-- About this exercise --
Each entry must be restated word for word.

Dataset rows for apps and sites:
"""
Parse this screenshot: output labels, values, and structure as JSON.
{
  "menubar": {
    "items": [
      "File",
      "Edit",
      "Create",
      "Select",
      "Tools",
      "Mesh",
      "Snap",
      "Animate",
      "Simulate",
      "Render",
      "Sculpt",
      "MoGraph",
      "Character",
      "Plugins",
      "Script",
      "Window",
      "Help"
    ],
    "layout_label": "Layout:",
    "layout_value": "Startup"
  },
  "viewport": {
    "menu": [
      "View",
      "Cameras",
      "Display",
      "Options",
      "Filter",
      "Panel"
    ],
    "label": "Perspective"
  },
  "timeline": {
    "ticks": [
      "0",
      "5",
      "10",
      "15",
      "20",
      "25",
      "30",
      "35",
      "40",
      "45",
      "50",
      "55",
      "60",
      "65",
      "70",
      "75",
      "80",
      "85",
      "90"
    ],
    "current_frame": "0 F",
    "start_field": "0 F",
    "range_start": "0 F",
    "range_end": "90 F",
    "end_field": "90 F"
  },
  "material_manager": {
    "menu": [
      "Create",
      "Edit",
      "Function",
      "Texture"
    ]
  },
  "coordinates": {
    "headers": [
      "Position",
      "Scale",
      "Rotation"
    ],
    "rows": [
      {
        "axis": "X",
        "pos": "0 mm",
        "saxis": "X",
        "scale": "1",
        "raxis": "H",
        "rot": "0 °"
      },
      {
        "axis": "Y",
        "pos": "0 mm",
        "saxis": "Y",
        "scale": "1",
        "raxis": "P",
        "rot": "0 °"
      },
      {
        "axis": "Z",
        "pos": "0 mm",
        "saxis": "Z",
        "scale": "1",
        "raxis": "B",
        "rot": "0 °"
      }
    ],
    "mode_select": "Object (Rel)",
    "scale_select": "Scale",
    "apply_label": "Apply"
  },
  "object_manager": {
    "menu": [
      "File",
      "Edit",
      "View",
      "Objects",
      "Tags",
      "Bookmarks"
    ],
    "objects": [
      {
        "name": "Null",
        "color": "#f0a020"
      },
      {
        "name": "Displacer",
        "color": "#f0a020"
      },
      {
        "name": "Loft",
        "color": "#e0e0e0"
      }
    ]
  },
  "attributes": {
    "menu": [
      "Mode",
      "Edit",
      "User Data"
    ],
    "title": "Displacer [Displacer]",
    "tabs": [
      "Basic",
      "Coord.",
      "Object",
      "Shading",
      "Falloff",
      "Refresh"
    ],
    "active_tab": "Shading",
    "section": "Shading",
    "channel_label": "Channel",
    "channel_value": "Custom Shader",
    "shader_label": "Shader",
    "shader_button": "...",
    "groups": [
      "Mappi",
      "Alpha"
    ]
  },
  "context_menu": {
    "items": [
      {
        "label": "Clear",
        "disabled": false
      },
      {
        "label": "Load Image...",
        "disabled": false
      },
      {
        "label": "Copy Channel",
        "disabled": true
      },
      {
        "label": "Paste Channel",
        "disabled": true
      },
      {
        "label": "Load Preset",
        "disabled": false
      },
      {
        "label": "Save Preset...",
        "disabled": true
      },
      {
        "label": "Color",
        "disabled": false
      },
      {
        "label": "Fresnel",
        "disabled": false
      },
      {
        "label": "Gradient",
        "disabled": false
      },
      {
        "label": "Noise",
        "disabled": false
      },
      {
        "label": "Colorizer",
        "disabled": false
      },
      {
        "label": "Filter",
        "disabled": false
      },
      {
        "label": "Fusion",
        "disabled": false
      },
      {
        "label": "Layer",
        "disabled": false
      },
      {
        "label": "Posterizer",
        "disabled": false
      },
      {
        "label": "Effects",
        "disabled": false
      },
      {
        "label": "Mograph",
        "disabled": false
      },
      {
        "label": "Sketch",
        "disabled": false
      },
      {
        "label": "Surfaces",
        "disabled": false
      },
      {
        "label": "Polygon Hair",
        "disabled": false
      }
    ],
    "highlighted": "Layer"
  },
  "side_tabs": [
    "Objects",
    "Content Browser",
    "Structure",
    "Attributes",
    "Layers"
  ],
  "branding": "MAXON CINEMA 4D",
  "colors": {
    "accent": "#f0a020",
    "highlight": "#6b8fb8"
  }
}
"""
-- Completed task --
Parse this screenshot: output labels, values, and structure as JSON.
{
  "menubar": {
    "items": [
      "File",
      "Edit",
      "Create",
      "Select",
      "Tools",
      "Mesh",
      "Snap",
      "Animate",
      "Simulate",
      "Render",
      "Sculpt",
      "MoGraph",
      "Character",
      "Plugins",
      "Script",
      "Window",
      "Help"
    ],
    "layout_label": "Layout:",
    "layout_value": "Startup"
  },
  "viewport": {
    "menu": [
      "View",
      "Cameras",
      "Display",
      "Options",
      "Filter",
      "Panel"
    ],
    "label": "Perspective"
  },
  "timeline": {
    "ticks": [
      "0",
      "5",
      "10",
      "15",
      "20",
      "25",
      "30",
      "35",
      "40",
      "45",
      "50",
      "55",
      "60",
      "65",
      "70",
      "75",
      "80",
      "85",
      "90"
    ],
    "current_frame": "0 F",
    "start_field": "0 F",
    "range_start": "0 F",
    "range_end": "90 F",
    "end_field": "90 F"
  },
  "material_manager": {
    "menu": [
      "Create",
      "Edit",
      "Function",
      "Texture"
    ]
  },
  "coordinates": {
    "headers": [
      "Position",
      "Scale",
      "Rotation"
    ],
    "rows": [
      {
        "axis": "X",
        "pos": "0 mm",
        "saxis": "X",
        "scale": "1",
        "raxis": "H",
        "rot": "0 °"
      },
      {
        "axis": "Y",
        "pos": "0 mm",
        "saxis": "Y",
        "scale": "1",
        "raxis": "P",
        "rot": "0 °"
      },
      {
        "axis": "Z",
        "pos": "0 mm",
        "saxis": "Z",
        "scale": "1",
        "raxis": "B",
        "rot": "0 °"
      }
    ],
    "mode_select": "Object (Rel)",
    "scale_select": "Scale",
    "apply_label": "Apply"
  },
  "object_manager": {
    "menu": [
      "File",
      "Edit",
      "View",
      "Objects",
      "Tags",
      "Bookmarks"
    ],
    "objects": [
      {
        "name": "Null",
        "color": "#f0a020"
      },
      {
        "name": "Displacer",
        "color": "#f0a020"
      },
      {
        "name": "Loft",
        "color": "#e0e0e0"
      }
    ]
  },
  "attributes": {
    "menu": [
      "Mode",
      "Edit",
      "User Data"
    ],
    "title": "Displacer [Displacer]",
    "tabs": [
      "Basic",
      "Coord.",
      "Object",
      "Shading",
      "Falloff",
      "Refresh"
    ],
    "active_tab": "Shading",
    "section": "Shading",
    "channel_label": "Channel",
    "channel_value": "Custom Shader",
    "shader_label": "Shader",
    "shader_button": "...",
    "groups": [
      "Mappi",
      "Alpha"
    ]
  },
  "context_menu": {
    "items": [
      {
        "label": "Clear",
        "disabled": false
      },
      {
        "label": "Load Image...",
        "disabled": false
      },
      {
        "label": "Copy Channel",
        "disabled": true
      },
      {
        "label": "Paste Channel",
        "disabled": true
      },
      {
        "label": "Load Preset",
        "disabled": false
      },
      {
        "label": "Save Preset...",
        "disabled": true
      },
      {
        "label": "Color",
        "disabled": false
      },
      {
        "label": "Fresnel",
        "disabled": false
      },
      {
        "label": "Gradient",
        "disabled": false
      },
      {
        "label": "Noise",
        "disabled": false
      },
      {
        "label": "Colorizer",
        "disabled": false
      },
      {
        "label": "Filter",
        "disabled": false
      },
      {
        "label": "Fusion",
        "disabled": false
      },
      {
        "label": "Layer",
        "disabled": false
      },
      {
        "label": "Posterizer",
        "disabled": false
      },
      {
        "label": "Effects",
        "disabled": false
      },
      {
        "label": "Mograph",
        "disabled": false
      },
      {
        "label": "Sketch",
        "disabled": false
      },
      {
        "label": "Surfaces",
        "disabled": false
      },
      {
        "label": "Polygon Hair",
        "disabled": false
      }
    ],
    "highlighted": "Layer"
  },
  "side_tabs": [
    "Objects",
    "Content Browser",
    "Structure",
    "Attributes",
    "Layers"
  ],
  "branding": "MAXON CINEMA 4D",
  "colors": {
    "accent": "#f0a020",
    "highlight": "#6b8fb8"
  }
}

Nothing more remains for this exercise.